In a recent article in The Washington Post, novelist Lionel Shriver argues that what really motivates most people to lose weight or quit smoking, despite what they may say, is not health but vanity—the joy of looking good.
To which I ask: Is there anything wrong with that?
True, there are nobler motivators for changing an unhealthy habit than vanity. In my book Changepower: 37 Secrets to Habit Change Success, I point out that there are three types of motivators. First, there are the “Eight Great Motivators.” These motivators are lofty ideas that are powerful enough to inspire change. Ideas like “being a role model for my child,” “love,” and “vitality” can lodge firmly in your higher brain, motivate you, and guide your behavior. (The Eight Great Motivators are: higher values (like health), higher goals, love and loving relationships, happiness, self-respect, becoming a positive role model, envisioning a better future, and spirituality.)
In her essay, Shriver argues that ideas like “health” are too abstract to be motivating. That may be true for some. But the results of many studies suggest that just thinking of your motivator can promote determination and willpower. In other experiments, people who wrote briefly about their core values increased their self-control in a variety of situations. Having a higher motivator—like “love of family” or “health”—is not just an exercise in idealism. It works!
The second motivation for healthy changes is avoiding pain. Pain can prod your imagination into revealing the hell that awaits you unless you change. I quit smoking when someone dear to me died of lung cancer. I could imagine myself suffering the same fate, and I changed.
When vanity is linked to one of the Eight Great Motivators, it can be especially helpful:
While some people might turn down their noses at vanity motivators, I agree with Winston Churchill when he called vanity “that vice that promotes so many virtues.”

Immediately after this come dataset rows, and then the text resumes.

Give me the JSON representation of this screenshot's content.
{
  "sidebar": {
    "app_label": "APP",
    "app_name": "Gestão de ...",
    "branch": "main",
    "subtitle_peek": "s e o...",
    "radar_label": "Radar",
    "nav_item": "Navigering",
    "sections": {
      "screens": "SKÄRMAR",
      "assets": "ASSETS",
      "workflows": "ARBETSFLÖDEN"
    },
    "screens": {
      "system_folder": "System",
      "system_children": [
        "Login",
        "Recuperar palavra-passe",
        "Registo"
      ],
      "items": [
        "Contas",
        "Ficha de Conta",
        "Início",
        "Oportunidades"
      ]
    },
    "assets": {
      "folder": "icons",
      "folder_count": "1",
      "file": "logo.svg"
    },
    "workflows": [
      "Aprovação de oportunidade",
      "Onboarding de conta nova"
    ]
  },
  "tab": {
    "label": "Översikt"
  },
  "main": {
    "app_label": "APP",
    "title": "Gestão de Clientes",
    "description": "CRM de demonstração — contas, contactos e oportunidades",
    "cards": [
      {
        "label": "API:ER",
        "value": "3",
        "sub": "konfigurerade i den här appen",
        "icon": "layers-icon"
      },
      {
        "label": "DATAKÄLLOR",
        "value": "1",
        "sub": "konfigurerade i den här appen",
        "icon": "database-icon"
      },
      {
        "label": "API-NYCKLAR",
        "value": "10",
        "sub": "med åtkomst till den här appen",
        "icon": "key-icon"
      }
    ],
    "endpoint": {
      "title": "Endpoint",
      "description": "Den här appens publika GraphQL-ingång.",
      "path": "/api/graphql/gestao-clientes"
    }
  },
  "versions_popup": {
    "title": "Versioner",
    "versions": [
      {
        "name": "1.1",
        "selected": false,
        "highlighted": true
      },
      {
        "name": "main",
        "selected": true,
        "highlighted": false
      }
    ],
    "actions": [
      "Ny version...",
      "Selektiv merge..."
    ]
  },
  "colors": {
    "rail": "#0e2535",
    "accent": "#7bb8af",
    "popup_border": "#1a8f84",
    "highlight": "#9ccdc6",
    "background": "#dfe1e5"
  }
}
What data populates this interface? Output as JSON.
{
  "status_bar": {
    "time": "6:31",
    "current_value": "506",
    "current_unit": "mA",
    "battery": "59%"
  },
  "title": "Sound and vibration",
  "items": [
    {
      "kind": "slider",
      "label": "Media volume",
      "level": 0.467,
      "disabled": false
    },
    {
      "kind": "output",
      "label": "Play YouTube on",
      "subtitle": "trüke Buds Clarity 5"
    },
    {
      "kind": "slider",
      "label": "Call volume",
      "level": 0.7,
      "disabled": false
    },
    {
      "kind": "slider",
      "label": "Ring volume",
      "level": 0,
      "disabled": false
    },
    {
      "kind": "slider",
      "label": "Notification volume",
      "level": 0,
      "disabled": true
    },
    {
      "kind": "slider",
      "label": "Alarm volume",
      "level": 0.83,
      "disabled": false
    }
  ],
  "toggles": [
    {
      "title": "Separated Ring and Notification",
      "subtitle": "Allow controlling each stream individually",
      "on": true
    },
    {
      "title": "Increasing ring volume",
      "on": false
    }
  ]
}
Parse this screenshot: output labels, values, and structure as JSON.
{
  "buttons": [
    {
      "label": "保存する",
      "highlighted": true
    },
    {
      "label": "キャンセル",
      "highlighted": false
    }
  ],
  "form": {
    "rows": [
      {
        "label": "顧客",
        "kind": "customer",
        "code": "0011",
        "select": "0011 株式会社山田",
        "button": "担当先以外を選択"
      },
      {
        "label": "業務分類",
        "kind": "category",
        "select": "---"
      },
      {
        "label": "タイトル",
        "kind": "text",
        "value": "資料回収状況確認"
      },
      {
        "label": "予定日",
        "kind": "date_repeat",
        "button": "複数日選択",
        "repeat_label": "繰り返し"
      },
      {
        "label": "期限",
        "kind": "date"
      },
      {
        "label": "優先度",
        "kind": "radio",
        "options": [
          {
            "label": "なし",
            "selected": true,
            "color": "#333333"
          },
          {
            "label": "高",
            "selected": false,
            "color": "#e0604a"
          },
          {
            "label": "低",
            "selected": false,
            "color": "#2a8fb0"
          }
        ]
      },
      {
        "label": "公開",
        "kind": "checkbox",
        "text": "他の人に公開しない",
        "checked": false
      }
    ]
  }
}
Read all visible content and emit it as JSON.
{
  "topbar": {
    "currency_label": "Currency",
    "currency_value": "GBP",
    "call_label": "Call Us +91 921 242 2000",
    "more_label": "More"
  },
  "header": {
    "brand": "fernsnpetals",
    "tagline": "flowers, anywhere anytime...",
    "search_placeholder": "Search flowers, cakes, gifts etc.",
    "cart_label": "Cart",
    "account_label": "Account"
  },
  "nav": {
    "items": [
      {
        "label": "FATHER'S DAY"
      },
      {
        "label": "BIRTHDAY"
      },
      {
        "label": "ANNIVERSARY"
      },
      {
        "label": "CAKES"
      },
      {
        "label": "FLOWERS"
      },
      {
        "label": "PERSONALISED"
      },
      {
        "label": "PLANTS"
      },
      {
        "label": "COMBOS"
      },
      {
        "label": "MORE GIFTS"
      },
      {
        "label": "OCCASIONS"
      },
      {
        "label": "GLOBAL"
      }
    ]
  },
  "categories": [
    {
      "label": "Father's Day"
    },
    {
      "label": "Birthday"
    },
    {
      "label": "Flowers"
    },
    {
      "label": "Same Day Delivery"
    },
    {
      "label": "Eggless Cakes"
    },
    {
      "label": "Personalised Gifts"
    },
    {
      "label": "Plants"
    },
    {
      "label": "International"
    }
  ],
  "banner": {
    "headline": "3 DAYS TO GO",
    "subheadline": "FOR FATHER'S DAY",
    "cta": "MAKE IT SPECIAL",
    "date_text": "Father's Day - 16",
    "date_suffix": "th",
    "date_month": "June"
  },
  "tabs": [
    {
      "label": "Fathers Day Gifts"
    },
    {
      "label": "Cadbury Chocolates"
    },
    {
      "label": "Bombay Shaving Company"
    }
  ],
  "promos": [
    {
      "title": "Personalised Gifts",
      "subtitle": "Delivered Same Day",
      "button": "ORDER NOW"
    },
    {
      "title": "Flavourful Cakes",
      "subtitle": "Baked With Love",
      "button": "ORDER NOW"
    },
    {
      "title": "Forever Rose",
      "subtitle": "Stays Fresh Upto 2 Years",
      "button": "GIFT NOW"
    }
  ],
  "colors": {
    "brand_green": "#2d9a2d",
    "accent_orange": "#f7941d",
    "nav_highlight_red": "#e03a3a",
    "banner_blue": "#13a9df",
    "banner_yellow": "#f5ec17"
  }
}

(c) Meg Selig
Thinking of core values increases self-control. http://www.plosone.org/article/info%3Adoi%2F10.1371%2Fjournal.pone.0062593